The assistant manager gave Louisa ALL the books of paint swatches that he had and that week at our meeting the girls picked out two colors. I wasn't sure if Stine's would indulge the girls or not, but they did! Again, my skepticism showed through. A few of the Girl Scouts and I took the paint swatches they had chosen in to Stine's one day and the assistant manager hooked us up with the paint specialist. Who was amazing. To say the very least. She gave the kids paint safety, and painting tips. She was just as excited as the girls were about their project. She told the girls they did a great job matching the two paint colors because they are somewhat odd colors. A sort of teal, and an apricot-ish. But they do look great together. The paint specialist also gave the girls hats to wear when they are painting (and gave hats to Drew and Hunter because they had to tag along), and she told them how proud she was that they chose such a worthy cause. She even thanked them for being volunteers!

We left Stine's that day with 8 gallons of paint (4 of each color), rollers, paint pans, paint brushes... and a renewed sense of just how beautiful humanity can be.

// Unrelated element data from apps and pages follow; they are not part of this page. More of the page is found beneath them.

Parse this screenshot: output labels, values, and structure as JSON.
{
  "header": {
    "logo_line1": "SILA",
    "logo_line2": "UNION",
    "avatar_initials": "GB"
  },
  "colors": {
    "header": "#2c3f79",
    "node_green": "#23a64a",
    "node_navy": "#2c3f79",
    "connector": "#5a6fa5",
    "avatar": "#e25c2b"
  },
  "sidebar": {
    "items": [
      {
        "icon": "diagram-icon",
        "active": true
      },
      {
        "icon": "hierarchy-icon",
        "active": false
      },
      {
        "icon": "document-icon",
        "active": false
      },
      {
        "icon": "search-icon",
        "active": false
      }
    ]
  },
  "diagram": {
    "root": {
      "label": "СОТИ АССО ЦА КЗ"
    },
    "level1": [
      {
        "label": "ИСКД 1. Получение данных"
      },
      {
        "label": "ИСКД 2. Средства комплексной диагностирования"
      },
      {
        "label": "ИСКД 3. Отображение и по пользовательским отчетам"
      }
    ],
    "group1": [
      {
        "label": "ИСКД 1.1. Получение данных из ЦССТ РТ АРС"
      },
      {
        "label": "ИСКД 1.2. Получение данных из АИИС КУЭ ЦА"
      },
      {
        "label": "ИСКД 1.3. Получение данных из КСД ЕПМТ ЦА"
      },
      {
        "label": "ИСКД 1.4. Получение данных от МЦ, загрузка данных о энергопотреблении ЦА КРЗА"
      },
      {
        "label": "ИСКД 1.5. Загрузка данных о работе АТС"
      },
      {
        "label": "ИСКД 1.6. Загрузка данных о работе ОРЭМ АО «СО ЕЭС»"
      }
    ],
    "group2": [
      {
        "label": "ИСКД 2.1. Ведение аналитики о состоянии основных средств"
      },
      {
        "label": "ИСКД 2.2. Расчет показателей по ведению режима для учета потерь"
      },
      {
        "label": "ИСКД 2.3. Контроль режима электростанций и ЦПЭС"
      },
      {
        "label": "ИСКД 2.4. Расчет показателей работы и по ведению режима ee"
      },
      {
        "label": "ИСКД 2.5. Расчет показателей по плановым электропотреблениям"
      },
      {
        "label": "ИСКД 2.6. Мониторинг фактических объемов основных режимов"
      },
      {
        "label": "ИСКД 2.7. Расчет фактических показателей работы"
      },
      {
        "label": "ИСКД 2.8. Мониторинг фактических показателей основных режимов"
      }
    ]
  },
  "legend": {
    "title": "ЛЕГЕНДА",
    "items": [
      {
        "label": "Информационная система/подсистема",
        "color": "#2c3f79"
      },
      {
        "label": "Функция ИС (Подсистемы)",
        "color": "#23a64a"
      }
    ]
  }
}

Since then, we've been in the newspaper (on the front page with a color picture, no less!), and been talked about on local radio. My girls are doing something good, but even better we're helping to raise awareness that the shelter needs so much help right now.

Tomorrow we'll suit up and step into our adopted room to begin the transformation. I don't know what to expect tomorrow, but I know each of my girls will learn what it's like to get their hands dirty and do a good deed. They'll learn that anything they do will make a difference. And I can only pray they take this experience with them and grow from it.